to join the Canadian Confederation, Newfoundland did not have a large debt
load at this time, or any need for large-scale railroad construction, and
was thus not as motivated to join as some other colonies.
Interestingly enough, much had changed some 70 years later. Beginning
in the 1920s, Newfoundland faced massive debts stemming from its
participation in the First World War. The Great Depression of the
1930s also hit the Dominion hard. These economic and fiscal crises
led Newfoundland, now also including Labrador, to give up self-government
and return to ‘colony’ status within the British Empire.
From 1934 to 1949, Newfoundland relied heavily on British economic
support; it was governed by a non-democratic Commission appointed
by the British government.
For more information on the Dominion of Newfoundland:
Beginning in the mid-1940s, debate about the future of Newfoundland & Labrador
again resurfaced.
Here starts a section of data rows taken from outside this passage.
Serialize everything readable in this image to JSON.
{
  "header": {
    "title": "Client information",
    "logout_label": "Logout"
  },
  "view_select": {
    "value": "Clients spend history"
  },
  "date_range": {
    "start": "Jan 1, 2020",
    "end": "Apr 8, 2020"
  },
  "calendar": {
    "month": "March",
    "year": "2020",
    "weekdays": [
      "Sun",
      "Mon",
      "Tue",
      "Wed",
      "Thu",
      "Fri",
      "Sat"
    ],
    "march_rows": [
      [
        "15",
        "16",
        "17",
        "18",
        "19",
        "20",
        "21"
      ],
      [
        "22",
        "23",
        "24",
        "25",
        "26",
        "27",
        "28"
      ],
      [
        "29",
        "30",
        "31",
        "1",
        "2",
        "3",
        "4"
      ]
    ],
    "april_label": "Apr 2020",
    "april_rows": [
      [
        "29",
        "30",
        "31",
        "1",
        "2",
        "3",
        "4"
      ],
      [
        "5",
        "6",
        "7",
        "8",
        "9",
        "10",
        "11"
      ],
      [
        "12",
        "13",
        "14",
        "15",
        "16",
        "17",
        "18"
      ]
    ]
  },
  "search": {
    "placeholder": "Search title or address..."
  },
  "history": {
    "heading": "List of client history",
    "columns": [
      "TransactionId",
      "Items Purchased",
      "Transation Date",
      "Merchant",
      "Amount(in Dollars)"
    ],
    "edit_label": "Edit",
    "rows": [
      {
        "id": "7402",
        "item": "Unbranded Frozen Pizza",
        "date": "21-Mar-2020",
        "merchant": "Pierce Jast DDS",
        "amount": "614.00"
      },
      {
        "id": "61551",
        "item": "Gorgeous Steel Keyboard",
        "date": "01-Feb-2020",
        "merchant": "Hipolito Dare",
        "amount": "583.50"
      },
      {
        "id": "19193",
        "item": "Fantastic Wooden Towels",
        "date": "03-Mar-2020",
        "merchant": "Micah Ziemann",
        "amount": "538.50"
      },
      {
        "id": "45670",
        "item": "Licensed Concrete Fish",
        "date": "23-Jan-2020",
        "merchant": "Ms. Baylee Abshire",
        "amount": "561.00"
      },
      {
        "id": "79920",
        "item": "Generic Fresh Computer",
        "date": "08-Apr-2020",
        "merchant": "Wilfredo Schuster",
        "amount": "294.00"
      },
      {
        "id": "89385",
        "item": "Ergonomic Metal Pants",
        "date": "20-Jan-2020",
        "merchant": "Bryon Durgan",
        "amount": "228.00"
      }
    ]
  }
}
In 1946, a National
Convention on the future of the colony recommended holding a
referendum on whether Newfoundland & Labrador should continue
to exist under the British-appointed Commission of Government, or
if it should seek to restore its Dominion status, and self-government.
A third option, to join the Canadian Confederation, was later added
to the ballot.
The result of the 1948
referendum was inconclusive, with 44 percent of voters
supporting a return to Dominion status, 41 percent supporting
Confederation with Canada, and 14 percent opting for the status
quo (continuing under the Commission of Government). Consequently,
referendum was held shortly thereafter, and residents were
asked to choose between Confederation or Dominion status. The
Confederation side narrowly won with a vote of 52 to 48 percent.
Accordingly, on March 31, 1949, Newfoundland
officially became a province of Canada.
For discussions of why Newfoundland & Labrador joined Confederation: